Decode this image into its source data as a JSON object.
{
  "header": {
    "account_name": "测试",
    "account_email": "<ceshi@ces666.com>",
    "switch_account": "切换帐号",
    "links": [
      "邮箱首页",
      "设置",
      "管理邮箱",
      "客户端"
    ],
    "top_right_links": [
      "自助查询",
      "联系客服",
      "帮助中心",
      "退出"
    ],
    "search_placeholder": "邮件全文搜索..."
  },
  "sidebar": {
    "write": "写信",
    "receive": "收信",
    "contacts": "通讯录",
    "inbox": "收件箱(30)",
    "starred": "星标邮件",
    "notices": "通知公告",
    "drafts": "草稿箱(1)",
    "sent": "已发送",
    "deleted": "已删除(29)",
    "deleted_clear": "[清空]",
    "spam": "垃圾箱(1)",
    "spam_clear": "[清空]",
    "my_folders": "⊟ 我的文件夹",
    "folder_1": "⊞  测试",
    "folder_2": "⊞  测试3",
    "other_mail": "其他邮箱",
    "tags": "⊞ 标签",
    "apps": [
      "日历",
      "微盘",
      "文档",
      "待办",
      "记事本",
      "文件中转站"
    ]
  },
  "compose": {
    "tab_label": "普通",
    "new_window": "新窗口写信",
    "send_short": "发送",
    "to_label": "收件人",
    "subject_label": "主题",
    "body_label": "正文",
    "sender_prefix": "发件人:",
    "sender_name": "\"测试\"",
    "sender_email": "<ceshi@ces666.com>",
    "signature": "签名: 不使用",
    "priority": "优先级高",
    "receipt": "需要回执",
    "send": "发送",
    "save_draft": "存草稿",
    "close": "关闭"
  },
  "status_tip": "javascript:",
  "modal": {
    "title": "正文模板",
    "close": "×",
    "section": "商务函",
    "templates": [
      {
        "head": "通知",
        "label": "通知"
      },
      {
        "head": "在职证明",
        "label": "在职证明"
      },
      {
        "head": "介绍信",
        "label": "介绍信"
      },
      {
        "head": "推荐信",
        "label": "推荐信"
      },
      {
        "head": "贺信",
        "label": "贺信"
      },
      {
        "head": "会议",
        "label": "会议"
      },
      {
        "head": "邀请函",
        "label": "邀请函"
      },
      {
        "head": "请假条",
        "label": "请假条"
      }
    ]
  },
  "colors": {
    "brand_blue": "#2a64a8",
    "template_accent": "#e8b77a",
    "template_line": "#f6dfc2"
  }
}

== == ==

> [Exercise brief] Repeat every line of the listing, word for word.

> [Written answer]
Decode this image into its source data as a JSON object.
{
  "header": {
    "account_name": "测试",
    "account_email": "<ceshi@ces666.com>",
    "switch_account": "切换帐号",
    "links": [
      "邮箱首页",
      "设置",
      "管理邮箱",
      "客户端"
    ],
    "top_right_links": [
      "自助查询",
      "联系客服",
      "帮助中心",
      "退出"
    ],
    "search_placeholder": "邮件全文搜索..."
  },
  "sidebar": {
    "write": "写信",
    "receive": "收信",
    "contacts": "通讯录",
    "inbox": "收件箱(30)",
    "starred": "星标邮件",
    "notices": "通知公告",
    "drafts": "草稿箱(1)",
    "sent": "已发送",
    "deleted": "已删除(29)",
    "deleted_clear": "[清空]",
    "spam": "垃圾箱(1)",
    "spam_clear": "[清空]",
    "my_folders": "⊟ 我的文件夹",
    "folder_1": "⊞  测试",
    "folder_2": "⊞  测试3",
    "other_mail": "其他邮箱",
    "tags": "⊞ 标签",
    "apps": [
      "日历",
      "微盘",
      "文档",
      "待办",
      "记事本",
      "文件中转站"
    ]
  },
  "compose": {
    "tab_label": "普通",
    "new_window": "新窗口写信",
    "send_short": "发送",
    "to_label": "收件人",
    "subject_label": "主题",
    "body_label": "正文",
    "sender_prefix": "发件人:",
    "sender_name": "\"测试\"",
    "sender_email": "<ceshi@ces666.com>",
    "signature": "签名: 不使用",
    "priority": "优先级高",
    "receipt": "需要回执",
    "send": "发送",
    "save_draft": "存草稿",
    "close": "关闭"
  },
  "status_tip": "javascript:",
  "modal": {
    "title": "正文模板",
    "close": "×",
    "section": "商务函",
    "templates": [
      {
        "head": "通知",
        "label": "通知"
      },
      {
        "head": "在职证明",
        "label": "在职证明"
      },
      {
        "head": "介绍信",
        "label": "介绍信"
      },
      {
        "head": "推荐信",
        "label": "推荐信"
      },
      {
        "head": "贺信",
        "label": "贺信"
      },
      {
        "head": "会议",
        "label": "会议"
      },
      {
        "head": "邀请函",
        "label": "邀请函"
      },
      {
        "head": "请假条",
        "label": "请假条"
      }
    ]
  },
  "colors": {
    "brand_blue": "#2a64a8",
    "template_accent": "#e8b77a",
    "template_line": "#f6dfc2"
  }
}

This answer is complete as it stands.